With kids integrating technology into their daily lives, parents need to keep abreast of their kids’ activities.

There are easy-to-use, effective tools available today that allow parents to stay in the driver’s seat of their children’s TV, Internet and wireless activities.  Here’s a quick primer:

Get tech savvy. Ironically, the first step in this process is decidedly low-tech: Talk to your kids. You have to be proactive in discussing what technologies they’re using and how they’re using them. You should even experiment with the technologies, for instance, by sending an instant message to a relative. This will give you a better feel in evaluating risks and potential abuses.

Armed with this knowledge, you can easily find out what parental controls are available. AT&T Smart Controls is one example that brings together information on the privacy and protection features available to subscribers of the company’s high speed Internet, TV and wireless services. The site is a show-and-tell of how parents can safeguard their children against misuse of technology.

Surf smart. From social networking sites and chat rooms to online gaming and other sites, today’s kids know their way around the Net. But most Internet service providers (ISP) offer parents tools to block access to specific Web pages as well as to services such as e-mail, instant messaging, chat groups and message boards.

Since it’s virtually impossible to stay informed about all the sites kids want to visit, also check to see if your ISP offers permission slips, which allow children to request access to unauthorized Web sites. You get to be the judge. Tamper controls are another helpful feature, alerting parents if children attempt to change the settings.

Be wireless smart. As technology expands, so do the possibilities for misusing cell phones. This may take the form of your child making inappropriate calls or downloading expensive or inappropriate material.

Many carriers offer features allowing parents to block select incoming or outgoing calls to the phone and to install “sleep” functions so that calls after a certain time of night do not ring but messages go directly through to voice mail.

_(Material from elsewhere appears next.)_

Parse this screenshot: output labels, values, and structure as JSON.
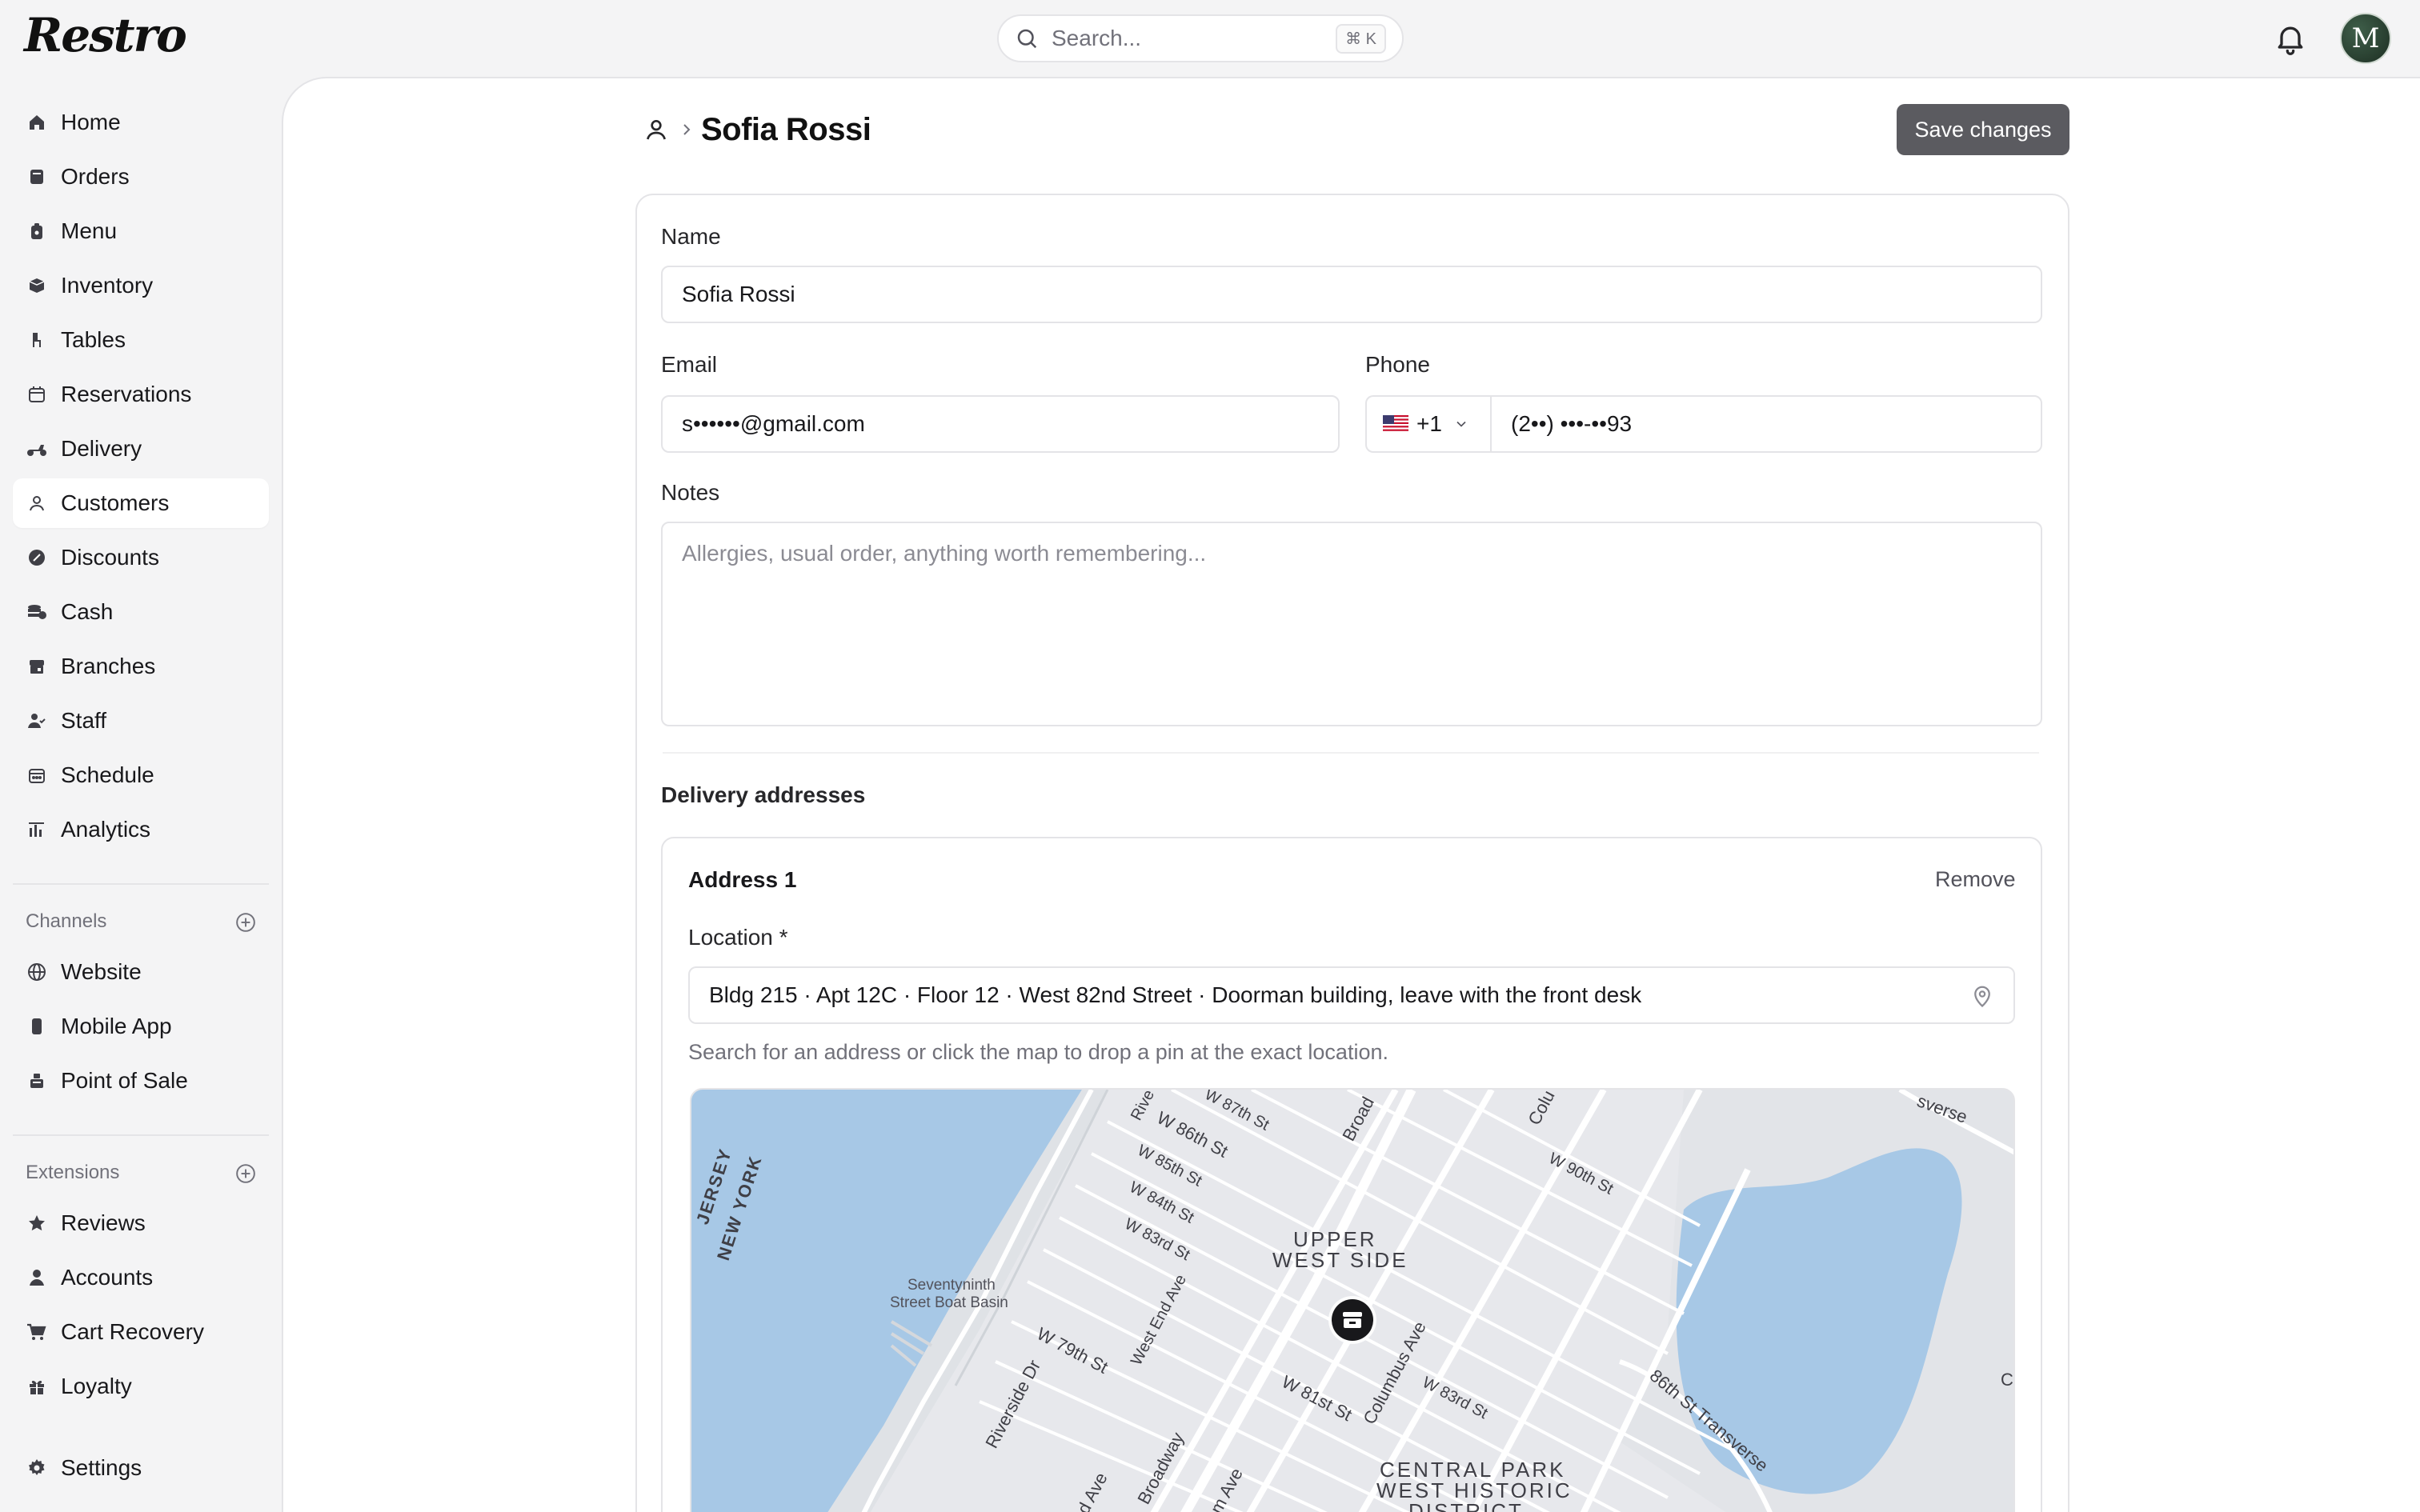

With most people accessing the Internet from their smartphones today, carriers such as AT&T offer parental controls to restrict mobile phone access to web sites containing content inappropriate for children, as well as to restrict purchase of premium subscriptions and downloads such as games, ringtones and graphics. For example, AT&T Smart Limits for Wireless lets you limit your child’s data usage, texting, purchases, and times of day the device is used. The parental patrols provide your child with the freedom and security of a mobile phone while allowing you to set sensible boundaries for your child.
There also are location-based services, like AT&T FamilyMap, that let users locate a family member’s cell phone on a map via Web browser on a PC or a mobile device. These types of tools give parents peace of mind while they’re away from their children.

Watch smart. The bad news is that, with hundreds of channels on the air, there are more inappropriate viewing options for kids than ever before. The good news is parents have more control than ever over what their kids are watching.

Virtually all TV service providers offer tools to filter movies based on MPAA ratings. Many even offer additional programming protection based on expanded ratings such as violence, language, nudity and sexual content.

Looking to go one step further? Some providers also enable you to prevent your children from viewing selected channels unless they enter the correct password.

In the end, a parent’s responsibilities in overseeing their child’s technology use are not much different than in other areas of daily life. Set clear boundaries on appropriate and inappropriate uses of technology. Then monitor their activity and be consistent with enforcing rules.

Above all, don’t be intimidated. Even if you’re less savvy about the technology than your children, you have the tools to make your job simpler in an ever more complicated world.

Parents can find more information on technology safety and parental controls at www.att.com/smartcontrols.com or http://www.pta.org/parent_resources.html.